WORK ORDER> Leave out the pictures and return every entry exactly as it appears.

[Opening AVAILABLE DATA section]

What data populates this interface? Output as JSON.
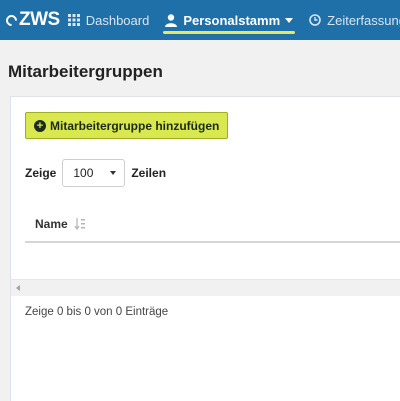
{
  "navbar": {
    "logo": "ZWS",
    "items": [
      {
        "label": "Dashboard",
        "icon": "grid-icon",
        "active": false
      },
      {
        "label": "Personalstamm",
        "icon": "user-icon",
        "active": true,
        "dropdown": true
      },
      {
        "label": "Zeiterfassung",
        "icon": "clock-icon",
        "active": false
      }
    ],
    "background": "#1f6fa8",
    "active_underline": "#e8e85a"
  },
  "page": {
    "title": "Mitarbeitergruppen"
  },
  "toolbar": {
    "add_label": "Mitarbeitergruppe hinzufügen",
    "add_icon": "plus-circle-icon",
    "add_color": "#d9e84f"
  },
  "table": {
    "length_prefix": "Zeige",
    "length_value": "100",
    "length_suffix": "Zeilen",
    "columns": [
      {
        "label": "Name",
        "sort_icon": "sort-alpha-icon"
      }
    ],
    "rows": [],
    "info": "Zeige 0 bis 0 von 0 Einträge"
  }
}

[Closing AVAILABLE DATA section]

REPLY TO THE EXERCISE>
What data populates this interface? Output as JSON.
{
  "navbar": {
    "logo": "ZWS",
    "items": [
      {
        "label": "Dashboard",
        "icon": "grid-icon",
        "active": false
      },
      {
        "label": "Personalstamm",
        "icon": "user-icon",
        "active": true,
        "dropdown": true
      },
      {
        "label": "Zeiterfassung",
        "icon": "clock-icon",
        "active": false
      }
    ],
    "background": "#1f6fa8",
    "active_underline": "#e8e85a"
  },
  "page": {
    "title": "Mitarbeitergruppen"
  },
  "toolbar": {
    "add_label": "Mitarbeitergruppe hinzufügen",
    "add_icon": "plus-circle-icon",
    "add_color": "#d9e84f"
  },
  "table": {
    "length_prefix": "Zeige",
    "length_value": "100",
    "length_suffix": "Zeilen",
    "columns": [
      {
        "label": "Name",
        "sort_icon": "sort-alpha-icon"
      }
    ],
    "rows": [],
    "info": "Zeige 0 bis 0 von 0 Einträge"
  }
}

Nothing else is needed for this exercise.